(Task to complete)
Retype each of the entries below exactly as written.

Given data START

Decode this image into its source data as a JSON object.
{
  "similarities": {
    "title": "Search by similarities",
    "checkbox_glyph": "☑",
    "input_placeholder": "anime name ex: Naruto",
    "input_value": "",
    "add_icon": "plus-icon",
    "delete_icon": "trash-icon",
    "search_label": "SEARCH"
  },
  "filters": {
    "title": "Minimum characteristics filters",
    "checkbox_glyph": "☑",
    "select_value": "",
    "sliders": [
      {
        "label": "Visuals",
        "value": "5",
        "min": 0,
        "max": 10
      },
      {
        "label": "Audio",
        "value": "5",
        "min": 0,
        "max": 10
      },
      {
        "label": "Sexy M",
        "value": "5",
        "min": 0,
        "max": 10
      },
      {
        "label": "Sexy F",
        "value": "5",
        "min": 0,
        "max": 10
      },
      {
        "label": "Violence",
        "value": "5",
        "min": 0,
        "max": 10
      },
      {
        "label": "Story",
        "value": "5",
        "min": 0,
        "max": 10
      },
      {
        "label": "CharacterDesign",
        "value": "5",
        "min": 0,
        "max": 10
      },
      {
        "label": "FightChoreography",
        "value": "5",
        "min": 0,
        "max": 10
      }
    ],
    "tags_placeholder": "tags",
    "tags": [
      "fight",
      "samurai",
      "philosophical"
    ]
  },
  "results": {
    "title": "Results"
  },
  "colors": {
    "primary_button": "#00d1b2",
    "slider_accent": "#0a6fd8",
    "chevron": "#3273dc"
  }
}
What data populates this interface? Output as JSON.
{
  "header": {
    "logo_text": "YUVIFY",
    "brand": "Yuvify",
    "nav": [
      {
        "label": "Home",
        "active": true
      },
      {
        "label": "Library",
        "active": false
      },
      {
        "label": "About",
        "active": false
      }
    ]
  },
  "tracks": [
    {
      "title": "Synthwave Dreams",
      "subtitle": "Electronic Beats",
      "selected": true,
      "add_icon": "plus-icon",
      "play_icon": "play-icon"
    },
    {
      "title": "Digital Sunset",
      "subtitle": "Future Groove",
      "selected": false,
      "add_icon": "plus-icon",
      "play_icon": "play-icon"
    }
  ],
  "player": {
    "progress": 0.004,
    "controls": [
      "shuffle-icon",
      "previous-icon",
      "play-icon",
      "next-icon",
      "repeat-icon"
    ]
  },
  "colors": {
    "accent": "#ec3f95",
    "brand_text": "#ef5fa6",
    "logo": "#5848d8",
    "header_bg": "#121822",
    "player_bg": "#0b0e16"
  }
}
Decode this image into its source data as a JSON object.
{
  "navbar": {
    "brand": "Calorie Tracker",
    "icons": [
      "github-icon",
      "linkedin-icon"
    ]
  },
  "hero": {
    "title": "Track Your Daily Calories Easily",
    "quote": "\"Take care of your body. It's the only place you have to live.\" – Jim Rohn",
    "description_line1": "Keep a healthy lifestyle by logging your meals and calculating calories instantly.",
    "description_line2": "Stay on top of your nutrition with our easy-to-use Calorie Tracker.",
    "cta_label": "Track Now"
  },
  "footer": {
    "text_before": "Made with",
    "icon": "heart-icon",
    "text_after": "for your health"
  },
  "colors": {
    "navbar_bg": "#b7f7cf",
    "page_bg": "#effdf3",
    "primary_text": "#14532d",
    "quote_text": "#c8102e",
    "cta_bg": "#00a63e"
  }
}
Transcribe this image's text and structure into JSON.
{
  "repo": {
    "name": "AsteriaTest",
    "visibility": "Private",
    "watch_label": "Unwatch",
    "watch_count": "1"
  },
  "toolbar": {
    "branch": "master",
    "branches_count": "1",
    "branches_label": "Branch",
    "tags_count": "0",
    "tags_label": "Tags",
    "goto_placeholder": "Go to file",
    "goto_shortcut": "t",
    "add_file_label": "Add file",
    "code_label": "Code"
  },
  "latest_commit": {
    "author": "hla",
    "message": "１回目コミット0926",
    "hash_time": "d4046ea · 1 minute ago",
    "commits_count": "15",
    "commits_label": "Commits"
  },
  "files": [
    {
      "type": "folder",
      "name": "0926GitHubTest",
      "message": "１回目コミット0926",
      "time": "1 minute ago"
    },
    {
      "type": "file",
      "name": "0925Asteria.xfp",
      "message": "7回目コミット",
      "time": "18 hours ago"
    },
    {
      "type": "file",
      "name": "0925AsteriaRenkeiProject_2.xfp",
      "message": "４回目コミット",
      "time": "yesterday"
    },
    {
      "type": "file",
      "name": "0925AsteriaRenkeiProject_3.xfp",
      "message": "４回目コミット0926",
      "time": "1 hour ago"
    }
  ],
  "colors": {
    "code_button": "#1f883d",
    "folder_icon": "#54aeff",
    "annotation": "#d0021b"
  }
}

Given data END

(Result for this task)
Decode this image into its source data as a JSON object.
{
  "similarities": {
    "title": "Search by similarities",
    "checkbox_glyph": "☑",
    "input_placeholder": "anime name ex: Naruto",
    "input_value": "",
    "add_icon": "plus-icon",
    "delete_icon": "trash-icon",
    "search_label": "SEARCH"
  },
  "filters": {
    "title": "Minimum characteristics filters",
    "checkbox_glyph": "☑",
    "select_value": "",
    "sliders": [
      {
        "label": "Visuals",
        "value": "5",
        "min": 0,
        "max": 10
      },
      {
        "label": "Audio",
        "value": "5",
        "min": 0,
        "max": 10
      },
      {
        "label": "Sexy M",
        "value": "5",
        "min": 0,
        "max": 10
      },
      {
        "label": "Sexy F",
        "value": "5",
        "min": 0,
        "max": 10
      },
      {
        "label": "Violence",
        "value": "5",
        "min": 0,
        "max": 10
      },
      {
        "label": "Story",
        "value": "5",
        "min": 0,
        "max": 10
      },
      {
        "label": "CharacterDesign",
        "value": "5",
        "min": 0,
        "max": 10
      },
      {
        "label": "FightChoreography",
        "value": "5",
        "min": 0,
        "max": 10
      }
    ],
    "tags_placeholder": "tags",
    "tags": [
      "fight",
      "samurai",
      "philosophical"
    ]
  },
  "results": {
    "title": "Results"
  },
  "colors": {
    "primary_button": "#00d1b2",
    "slider_accent": "#0a6fd8",
    "chevron": "#3273dc"
  }
}
What data populates this interface? Output as JSON.
{
  "header": {
    "logo_text": "YUVIFY",
    "brand": "Yuvify",
    "nav": [
      {
        "label": "Home",
        "active": true
      },
      {
        "label": "Library",
        "active": false
      },
      {
        "label": "About",
        "active": false
      }
    ]
  },
  "tracks": [
    {
      "title": "Synthwave Dreams",
      "subtitle": "Electronic Beats",
      "selected": true,
      "add_icon": "plus-icon",
      "play_icon": "play-icon"
    },
    {
      "title": "Digital Sunset",
      "subtitle": "Future Groove",
      "selected": false,
      "add_icon": "plus-icon",
      "play_icon": "play-icon"
    }
  ],
  "player": {
    "progress": 0.004,
    "controls": [
      "shuffle-icon",
      "previous-icon",
      "play-icon",
      "next-icon",
      "repeat-icon"
    ]
  },
  "colors": {
    "accent": "#ec3f95",
    "brand_text": "#ef5fa6",
    "logo": "#5848d8",
    "header_bg": "#121822",
    "player_bg": "#0b0e16"
  }
}
Decode this image into its source data as a JSON object.
{
  "navbar": {
    "brand": "Calorie Tracker",
    "icons": [
      "github-icon",
      "linkedin-icon"
    ]
  },
  "hero": {
    "title": "Track Your Daily Calories Easily",
    "quote": "\"Take care of your body. It's the only place you have to live.\" – Jim Rohn",
    "description_line1": "Keep a healthy lifestyle by logging your meals and calculating calories instantly.",
    "description_line2": "Stay on top of your nutrition with our easy-to-use Calorie Tracker.",
    "cta_label": "Track Now"
  },
  "footer": {
    "text_before": "Made with",
    "icon": "heart-icon",
    "text_after": "for your health"
  },
  "colors": {
    "navbar_bg": "#b7f7cf",
    "page_bg": "#effdf3",
    "primary_text": "#14532d",
    "quote_text": "#c8102e",
    "cta_bg": "#00a63e"
  }
}
Transcribe this image's text and structure into JSON.
{
  "repo": {
    "name": "AsteriaTest",
    "visibility": "Private",
    "watch_label": "Unwatch",
    "watch_count": "1"
  },
  "toolbar": {
    "branch": "master",
    "branches_count": "1",
    "branches_label": "Branch",
    "tags_count": "0",
    "tags_label": "Tags",
    "goto_placeholder": "Go to file",
    "goto_shortcut": "t",
    "add_file_label": "Add file",
    "code_label": "Code"
  },
  "latest_commit": {
    "author": "hla",
    "message": "１回目コミット0926",
    "hash_time": "d4046ea · 1 minute ago",
    "commits_count": "15",
    "commits_label": "Commits"
  },
  "files": [
    {
      "type": "folder",
      "name": "0926GitHubTest",
      "message": "１回目コミット0926",
      "time": "1 minute ago"
    },
    {
      "type": "file",
      "name": "0925Asteria.xfp",
      "message": "7回目コミット",
      "time": "18 hours ago"
    },
    {
      "type": "file",
      "name": "0925AsteriaRenkeiProject_2.xfp",
      "message": "４回目コミット",
      "time": "yesterday"
    },
    {
      "type": "file",
      "name": "0925AsteriaRenkeiProject_3.xfp",
      "message": "４回目コミット0926",
      "time": "1 hour ago"
    }
  ],
  "colors": {
    "code_button": "#1f883d",
    "folder_icon": "#54aeff",
    "annotation": "#d0021b"
  }
}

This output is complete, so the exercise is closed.